- Sell the business as a going concern to another company, either via a pre-pack administration or an open market sale. The business will be able to keep its clients, its workforce and order book but be free from its debts.
- Sell the business’s assets as part of a Creditors’ Voluntary Liquidation (CVL). Creditors can be paid from the money that’s raised and the business will be closed.
- Restructure the business by cutting costs, cancelling or renegotiating contracts and making employees redundant.
- Close the company if there are no assets to sell and the creditors will not receive a better return if the business continues to trade.
Is Going into Administration the Same as Going bust?
The technical term for going bust i.e. when a business fails and is forced to close, is liquidation. Going into administration is not the same as going bust because the administrators will always try to save the business if possible. When a company goes bust, there is no prospect of it being saved. Instead, its assets will be sold and the company will be dissolved.
What Happens if a Company Goes into Administration and Owes you Money?
If you are owed money by a company in administration, your debt will typically fall into one of three categories. The category your debt falls into and the action the administrator decides to take will determine how your debt is treated. If the business can continue to trade, you will be repaid over time, usually via a Company Voluntary Repayment. If the business is sold as a going concern or liquidated then the following will apply:
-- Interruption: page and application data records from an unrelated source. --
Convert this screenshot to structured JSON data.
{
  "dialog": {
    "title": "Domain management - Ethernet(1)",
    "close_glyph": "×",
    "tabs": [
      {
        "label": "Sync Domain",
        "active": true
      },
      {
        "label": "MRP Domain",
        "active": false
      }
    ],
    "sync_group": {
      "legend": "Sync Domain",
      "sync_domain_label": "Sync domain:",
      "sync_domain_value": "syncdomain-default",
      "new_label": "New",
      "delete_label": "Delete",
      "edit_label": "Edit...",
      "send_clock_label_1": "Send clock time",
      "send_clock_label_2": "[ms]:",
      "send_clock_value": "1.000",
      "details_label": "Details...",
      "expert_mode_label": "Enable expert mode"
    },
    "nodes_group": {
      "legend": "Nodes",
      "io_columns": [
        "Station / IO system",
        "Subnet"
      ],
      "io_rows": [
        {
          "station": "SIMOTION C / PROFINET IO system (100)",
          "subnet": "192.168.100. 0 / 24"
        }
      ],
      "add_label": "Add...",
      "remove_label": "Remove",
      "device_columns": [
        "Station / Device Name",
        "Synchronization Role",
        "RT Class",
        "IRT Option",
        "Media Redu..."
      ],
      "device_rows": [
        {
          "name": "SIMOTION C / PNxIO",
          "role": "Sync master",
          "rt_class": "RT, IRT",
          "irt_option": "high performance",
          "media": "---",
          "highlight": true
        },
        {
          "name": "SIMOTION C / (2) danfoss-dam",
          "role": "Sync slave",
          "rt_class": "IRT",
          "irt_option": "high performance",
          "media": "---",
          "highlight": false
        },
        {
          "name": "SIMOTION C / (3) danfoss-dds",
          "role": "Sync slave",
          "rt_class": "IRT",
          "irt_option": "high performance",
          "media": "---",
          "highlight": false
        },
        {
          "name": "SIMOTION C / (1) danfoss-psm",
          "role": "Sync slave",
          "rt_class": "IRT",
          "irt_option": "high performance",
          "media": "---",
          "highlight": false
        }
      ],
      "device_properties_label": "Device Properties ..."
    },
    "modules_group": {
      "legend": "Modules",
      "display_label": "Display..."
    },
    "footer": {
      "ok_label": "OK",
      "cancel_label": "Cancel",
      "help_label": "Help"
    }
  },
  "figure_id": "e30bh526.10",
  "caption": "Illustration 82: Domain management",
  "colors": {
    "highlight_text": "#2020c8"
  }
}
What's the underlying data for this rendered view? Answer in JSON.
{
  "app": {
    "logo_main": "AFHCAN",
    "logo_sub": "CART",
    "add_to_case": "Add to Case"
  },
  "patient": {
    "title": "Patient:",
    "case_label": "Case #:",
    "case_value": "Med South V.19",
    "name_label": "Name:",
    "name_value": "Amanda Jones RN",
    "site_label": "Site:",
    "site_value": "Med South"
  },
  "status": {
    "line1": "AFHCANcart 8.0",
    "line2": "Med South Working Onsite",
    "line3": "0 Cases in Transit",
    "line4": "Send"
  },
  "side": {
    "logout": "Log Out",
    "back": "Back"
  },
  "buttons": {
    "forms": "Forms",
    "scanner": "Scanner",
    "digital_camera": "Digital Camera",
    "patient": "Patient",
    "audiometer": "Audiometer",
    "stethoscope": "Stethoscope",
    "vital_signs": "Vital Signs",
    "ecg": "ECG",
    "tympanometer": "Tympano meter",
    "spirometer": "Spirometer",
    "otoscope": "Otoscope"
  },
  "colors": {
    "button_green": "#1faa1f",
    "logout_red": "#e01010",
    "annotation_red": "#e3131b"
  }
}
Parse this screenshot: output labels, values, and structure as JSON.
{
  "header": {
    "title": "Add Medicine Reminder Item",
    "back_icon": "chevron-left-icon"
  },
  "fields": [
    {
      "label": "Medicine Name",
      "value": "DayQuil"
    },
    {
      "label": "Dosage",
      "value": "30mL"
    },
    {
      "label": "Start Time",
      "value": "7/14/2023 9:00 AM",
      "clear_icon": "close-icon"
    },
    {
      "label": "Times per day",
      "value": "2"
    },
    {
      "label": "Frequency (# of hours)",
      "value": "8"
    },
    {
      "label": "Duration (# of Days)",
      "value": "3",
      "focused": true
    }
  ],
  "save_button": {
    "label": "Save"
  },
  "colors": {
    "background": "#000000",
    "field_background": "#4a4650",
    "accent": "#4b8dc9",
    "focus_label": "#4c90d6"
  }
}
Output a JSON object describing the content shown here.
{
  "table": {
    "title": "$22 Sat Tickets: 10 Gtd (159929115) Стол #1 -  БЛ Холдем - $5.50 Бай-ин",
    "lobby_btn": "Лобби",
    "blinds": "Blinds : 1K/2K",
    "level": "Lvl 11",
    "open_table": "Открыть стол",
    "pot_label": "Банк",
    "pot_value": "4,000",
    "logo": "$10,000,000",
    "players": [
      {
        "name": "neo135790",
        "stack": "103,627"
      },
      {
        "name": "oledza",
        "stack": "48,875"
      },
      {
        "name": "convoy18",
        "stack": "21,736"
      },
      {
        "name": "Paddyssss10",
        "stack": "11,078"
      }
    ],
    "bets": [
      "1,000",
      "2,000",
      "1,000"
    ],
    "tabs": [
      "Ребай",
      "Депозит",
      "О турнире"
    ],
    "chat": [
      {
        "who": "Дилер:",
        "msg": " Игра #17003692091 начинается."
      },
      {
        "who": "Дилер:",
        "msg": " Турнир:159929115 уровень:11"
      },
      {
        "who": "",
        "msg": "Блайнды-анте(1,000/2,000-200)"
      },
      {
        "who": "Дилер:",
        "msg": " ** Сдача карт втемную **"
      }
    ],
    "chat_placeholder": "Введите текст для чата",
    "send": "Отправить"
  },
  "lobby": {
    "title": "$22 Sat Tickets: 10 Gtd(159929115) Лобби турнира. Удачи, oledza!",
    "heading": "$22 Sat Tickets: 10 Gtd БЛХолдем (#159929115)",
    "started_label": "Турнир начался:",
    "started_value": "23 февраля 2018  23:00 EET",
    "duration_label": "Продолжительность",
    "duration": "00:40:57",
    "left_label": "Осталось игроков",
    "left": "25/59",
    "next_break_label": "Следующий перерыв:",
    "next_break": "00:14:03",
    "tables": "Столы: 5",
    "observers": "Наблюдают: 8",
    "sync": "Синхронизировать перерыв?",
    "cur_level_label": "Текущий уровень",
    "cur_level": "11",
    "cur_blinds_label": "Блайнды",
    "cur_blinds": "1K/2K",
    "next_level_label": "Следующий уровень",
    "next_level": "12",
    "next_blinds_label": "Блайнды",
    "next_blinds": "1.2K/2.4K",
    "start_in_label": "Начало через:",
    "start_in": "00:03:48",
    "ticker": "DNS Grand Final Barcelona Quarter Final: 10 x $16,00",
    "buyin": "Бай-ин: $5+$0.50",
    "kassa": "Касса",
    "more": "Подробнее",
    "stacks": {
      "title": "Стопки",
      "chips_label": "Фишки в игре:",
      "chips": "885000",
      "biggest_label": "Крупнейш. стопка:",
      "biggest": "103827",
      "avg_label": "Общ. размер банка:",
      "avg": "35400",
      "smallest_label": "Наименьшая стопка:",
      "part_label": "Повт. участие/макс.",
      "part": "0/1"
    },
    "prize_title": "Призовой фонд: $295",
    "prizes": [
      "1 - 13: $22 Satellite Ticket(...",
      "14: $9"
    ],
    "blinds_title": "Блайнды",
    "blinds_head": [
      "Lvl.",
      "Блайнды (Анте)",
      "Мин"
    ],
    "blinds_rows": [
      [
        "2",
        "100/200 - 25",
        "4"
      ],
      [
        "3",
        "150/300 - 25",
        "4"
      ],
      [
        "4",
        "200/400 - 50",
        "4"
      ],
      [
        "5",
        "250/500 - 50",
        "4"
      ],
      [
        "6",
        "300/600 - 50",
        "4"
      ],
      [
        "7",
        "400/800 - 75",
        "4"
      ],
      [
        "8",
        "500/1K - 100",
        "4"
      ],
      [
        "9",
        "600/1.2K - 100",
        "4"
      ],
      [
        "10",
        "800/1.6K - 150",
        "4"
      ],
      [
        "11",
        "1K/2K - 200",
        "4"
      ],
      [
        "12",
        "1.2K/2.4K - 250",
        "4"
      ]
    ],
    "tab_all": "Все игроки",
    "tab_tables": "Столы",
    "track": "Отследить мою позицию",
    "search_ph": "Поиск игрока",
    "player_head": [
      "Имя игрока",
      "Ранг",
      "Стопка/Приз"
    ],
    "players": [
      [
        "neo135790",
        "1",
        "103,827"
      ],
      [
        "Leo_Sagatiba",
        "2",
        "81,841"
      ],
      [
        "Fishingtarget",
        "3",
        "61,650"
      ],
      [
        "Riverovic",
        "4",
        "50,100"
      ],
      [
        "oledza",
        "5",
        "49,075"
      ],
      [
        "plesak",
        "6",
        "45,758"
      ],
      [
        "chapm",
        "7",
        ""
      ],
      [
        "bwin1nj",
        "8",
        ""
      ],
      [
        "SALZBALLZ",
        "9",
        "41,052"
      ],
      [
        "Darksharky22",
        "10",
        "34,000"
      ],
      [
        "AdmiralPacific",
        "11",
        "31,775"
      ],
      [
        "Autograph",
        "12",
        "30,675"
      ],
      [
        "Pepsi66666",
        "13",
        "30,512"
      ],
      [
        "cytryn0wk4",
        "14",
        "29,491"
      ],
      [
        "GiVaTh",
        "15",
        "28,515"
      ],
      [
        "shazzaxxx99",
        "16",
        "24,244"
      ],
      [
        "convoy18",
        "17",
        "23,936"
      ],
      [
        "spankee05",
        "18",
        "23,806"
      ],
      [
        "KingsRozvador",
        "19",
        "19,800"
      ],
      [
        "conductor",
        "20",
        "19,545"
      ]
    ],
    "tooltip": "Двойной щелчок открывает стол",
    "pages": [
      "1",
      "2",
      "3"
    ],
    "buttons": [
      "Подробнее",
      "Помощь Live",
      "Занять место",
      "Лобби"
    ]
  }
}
- Secured creditors
If you are a secured creditor with a ‘fixed charge’ over an asset, the money you are owed will be secured against a physical asset such as a building, a vehicle or machinery. When that asset is sold, you will be repaid from the money raised. If you have a ‘floating charge’ over an asset, you will be repaid from the sale of that asset after preferential creditors have been repaid in full and a proportion of the money has been set aside for unsecured creditors.
- Preferential creditors
Preferential creditors are those parties that have a statutory preferential right to payment, such as employees with unpaid wages or pension contributions. Preferential creditors will receive the money they are owed ahead of all other creditors unless a secured creditor holds a fixed charge.
- Unsecured creditors
Most trade creditors such as suppliers, utility providers and landlords do not have security over an asset and are not preferential creditors. They are paid from the money generated by the sale of company assets but only after secured creditors and preferential creditors have been repaid. That means unsecured creditors often only receive a small proportion of the money they are owed.